Entries from a dataset of interfaces:
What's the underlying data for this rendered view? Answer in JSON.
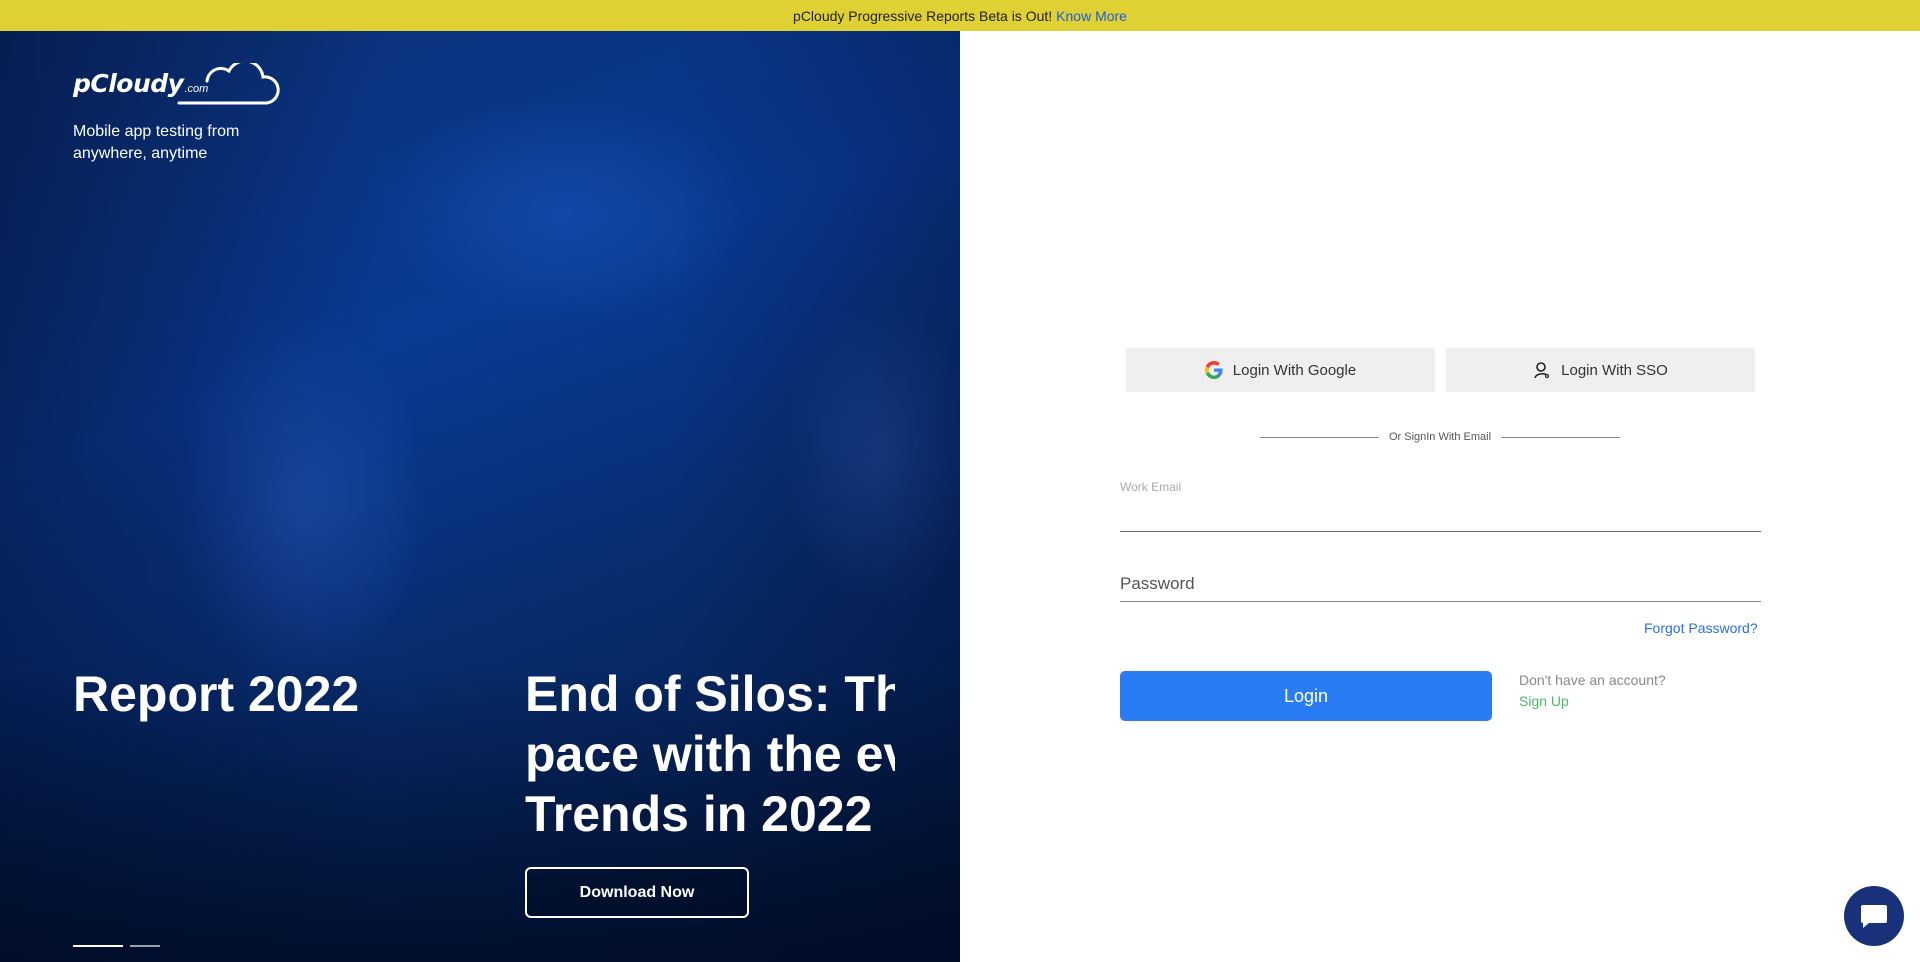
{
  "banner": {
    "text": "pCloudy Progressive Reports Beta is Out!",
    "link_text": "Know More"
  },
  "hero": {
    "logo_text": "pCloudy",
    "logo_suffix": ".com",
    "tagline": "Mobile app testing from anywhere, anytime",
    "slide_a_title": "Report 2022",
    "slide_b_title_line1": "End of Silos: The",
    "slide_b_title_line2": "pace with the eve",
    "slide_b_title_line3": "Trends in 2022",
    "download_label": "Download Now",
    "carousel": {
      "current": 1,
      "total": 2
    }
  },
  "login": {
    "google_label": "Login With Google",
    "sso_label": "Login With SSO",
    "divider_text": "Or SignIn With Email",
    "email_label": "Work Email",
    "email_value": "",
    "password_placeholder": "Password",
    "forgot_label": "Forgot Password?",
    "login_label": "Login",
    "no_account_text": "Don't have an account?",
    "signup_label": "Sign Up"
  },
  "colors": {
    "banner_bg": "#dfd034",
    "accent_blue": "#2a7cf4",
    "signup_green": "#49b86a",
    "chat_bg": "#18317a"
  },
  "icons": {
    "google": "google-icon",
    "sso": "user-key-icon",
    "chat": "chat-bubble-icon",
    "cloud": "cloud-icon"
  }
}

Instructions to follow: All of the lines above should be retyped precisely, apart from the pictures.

Result:
What's the underlying data for this rendered view? Answer in JSON.
{
  "banner": {
    "text": "pCloudy Progressive Reports Beta is Out!",
    "link_text": "Know More"
  },
  "hero": {
    "logo_text": "pCloudy",
    "logo_suffix": ".com",
    "tagline": "Mobile app testing from anywhere, anytime",
    "slide_a_title": "Report 2022",
    "slide_b_title_line1": "End of Silos: The",
    "slide_b_title_line2": "pace with the eve",
    "slide_b_title_line3": "Trends in 2022",
    "download_label": "Download Now",
    "carousel": {
      "current": 1,
      "total": 2
    }
  },
  "login": {
    "google_label": "Login With Google",
    "sso_label": "Login With SSO",
    "divider_text": "Or SignIn With Email",
    "email_label": "Work Email",
    "email_value": "",
    "password_placeholder": "Password",
    "forgot_label": "Forgot Password?",
    "login_label": "Login",
    "no_account_text": "Don't have an account?",
    "signup_label": "Sign Up"
  },
  "colors": {
    "banner_bg": "#dfd034",
    "accent_blue": "#2a7cf4",
    "signup_green": "#49b86a",
    "chat_bg": "#18317a"
  },
  "icons": {
    "google": "google-icon",
    "sso": "user-key-icon",
    "chat": "chat-bubble-icon",
    "cloud": "cloud-icon"
  }
}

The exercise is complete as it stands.